■ **Exercise inputs**
——
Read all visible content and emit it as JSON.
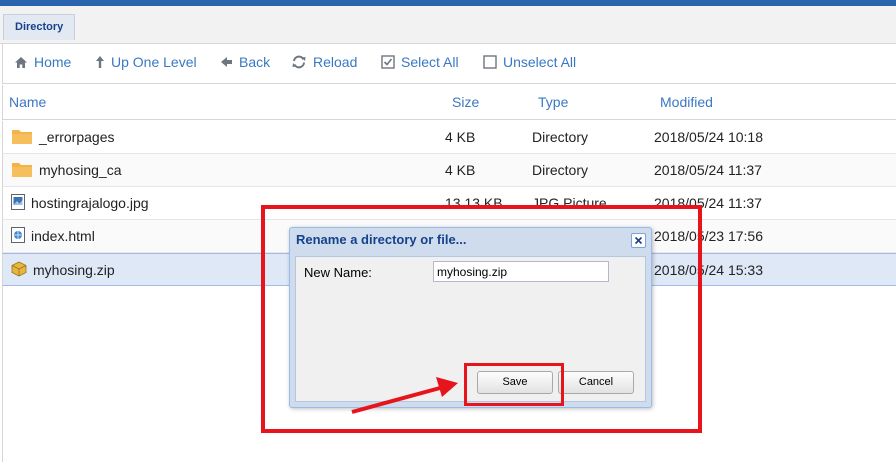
{
  "tab": {
    "label": "Directory"
  },
  "toolbar": {
    "home": "Home",
    "up": "Up One Level",
    "back": "Back",
    "reload": "Reload",
    "select_all": "Select All",
    "unselect_all": "Unselect All"
  },
  "columns": {
    "name": "Name",
    "size": "Size",
    "type": "Type",
    "modified": "Modified"
  },
  "files": [
    {
      "name": "_errorpages",
      "size": "4 KB",
      "type": "Directory",
      "modified": "2018/05/24 10:18",
      "icon": "folder-icon"
    },
    {
      "name": "myhosing_ca",
      "size": "4 KB",
      "type": "Directory",
      "modified": "2018/05/24 11:37",
      "icon": "folder-icon"
    },
    {
      "name": "hostingrajalogo.jpg",
      "size": "13.13 KB",
      "type": "JPG Picture",
      "modified": "2018/05/24 11:37",
      "icon": "image-file-icon"
    },
    {
      "name": "index.html",
      "size": "",
      "type": "",
      "modified": "2018/05/23 17:56",
      "icon": "html-file-icon"
    },
    {
      "name": "myhosing.zip",
      "size": "",
      "type": "",
      "modified": "2018/05/24 15:33",
      "icon": "zip-file-icon"
    }
  ],
  "dialog": {
    "title": "Rename a directory or file...",
    "label": "New Name:",
    "value": "myhosing.zip",
    "save": "Save",
    "cancel": "Cancel"
  },
  "colors": {
    "accent": "#3a78c3",
    "header_bar": "#2a64ae",
    "highlight": "#e8141b",
    "selected_row": "#dfe8f6"
  }
}
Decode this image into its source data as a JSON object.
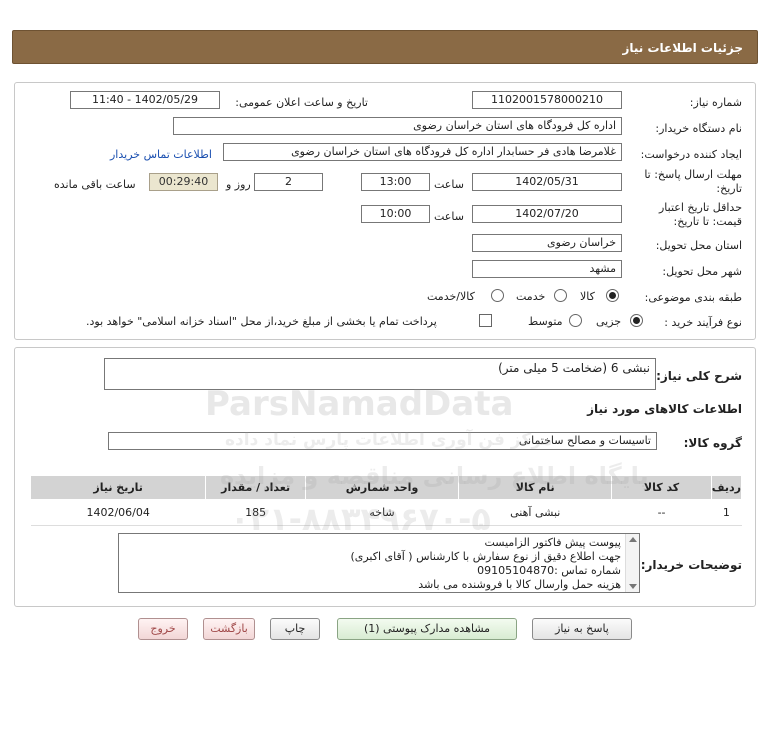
{
  "header": {
    "title": "جزئیات اطلاعات نیاز"
  },
  "form": {
    "need_number_label": "شماره نیاز:",
    "need_number": "1102001578000210",
    "announce_label": "تاریخ و ساعت اعلان عمومی:",
    "announce_value": "1402/05/29 - 11:40",
    "buyer_label": "نام دستگاه خریدار:",
    "buyer_value": "اداره کل فرودگاه های استان خراسان رضوی",
    "creator_label": "ایجاد کننده درخواست:",
    "creator_value": "غلامرضا هادی فر حسابدار اداره کل فرودگاه های استان خراسان رضوی",
    "contact_link": "اطلاعات تماس خریدار",
    "deadline_label_1": "مهلت ارسال پاسخ: تا",
    "deadline_label_2": "تاریخ:",
    "deadline_date": "1402/05/31",
    "time_label": "ساعت",
    "deadline_time": "13:00",
    "days_value": "2",
    "days_label": "روز و",
    "remaining_time": "00:29:40",
    "remaining_label": "ساعت باقی مانده",
    "validity_label_1": "حداقل تاریخ اعتبار",
    "validity_label_2": "قیمت: تا تاریخ:",
    "validity_date": "1402/07/20",
    "validity_time_label": "ساعت",
    "validity_time": "10:00",
    "province_label": "استان محل تحویل:",
    "province_value": "خراسان رضوی",
    "city_label": "شهر محل تحویل:",
    "city_value": "مشهد",
    "category_label": "طبقه بندی موضوعی:",
    "category_options": [
      "کالا",
      "خدمت",
      "کالا/خدمت"
    ],
    "category_selected": "کالا",
    "process_label": "نوع فرآیند خرید :",
    "process_options": [
      "جزیی",
      "متوسط"
    ],
    "process_selected": "جزیی",
    "payment_note": "پرداخت تمام یا بخشی از مبلغ خرید،از محل \"اسناد خزانه اسلامی\" خواهد بود."
  },
  "description": {
    "label": "شرح کلی نیاز:",
    "value": "نبشی 6 (ضخامت 5 میلی متر)"
  },
  "goods": {
    "section_title": "اطلاعات کالاهای مورد نیاز",
    "group_label": "گروه کالا:",
    "group_value": "تاسیسات و مصالح ساختمانی",
    "columns": [
      "ردیف",
      "کد کالا",
      "نام کالا",
      "واحد شمارش",
      "تعداد / مقدار",
      "تاریخ نیاز"
    ],
    "rows": [
      [
        "1",
        "--",
        "نبشی آهنی",
        "شاخه",
        "185",
        "1402/06/04"
      ]
    ]
  },
  "buyer_notes": {
    "label": "توضیحات خریدار:",
    "lines": [
      "پیوست پیش فاکتور الزامیست",
      "جهت اطلاع دقیق از نوع سفارش با کارشناس   ( آقای اکبری)",
      "شماره تماس :09105104870",
      "هزینه حمل وارسال کالا با فروشنده می باشد"
    ]
  },
  "buttons": {
    "reply": "پاسخ به نیاز",
    "attachments": "مشاهده مدارک پیوستی (1)",
    "print": "چاپ",
    "back": "بازگشت",
    "exit": "خروج"
  },
  "watermark": {
    "brand": "ParsNamadData",
    "line1": "پایگاه اطلاع رسانی مناقصه و مزایده",
    "phone": "۰۲۱-۸۸۳۴۹۶۷۰-۵",
    "line2": "مرکز فن آوری اطلاعات پارس نماد داده"
  },
  "colors": {
    "header_bg": "#8a6a45",
    "table_header_bg": "#d3d3d3",
    "timer_bg": "#ebe6cf",
    "link": "#1a4fb0"
  }
}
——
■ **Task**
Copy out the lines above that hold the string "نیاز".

■ **Response**
    "title": "جزئیات اطلاعات نیاز"
    "need_number_label": "شماره نیاز:",
    "label": "شرح کلی نیاز:",
    "section_title": "اطلاعات کالاهای مورد نیاز",
      "تاریخ نیاز"
    "reply": "پاسخ به نیاز",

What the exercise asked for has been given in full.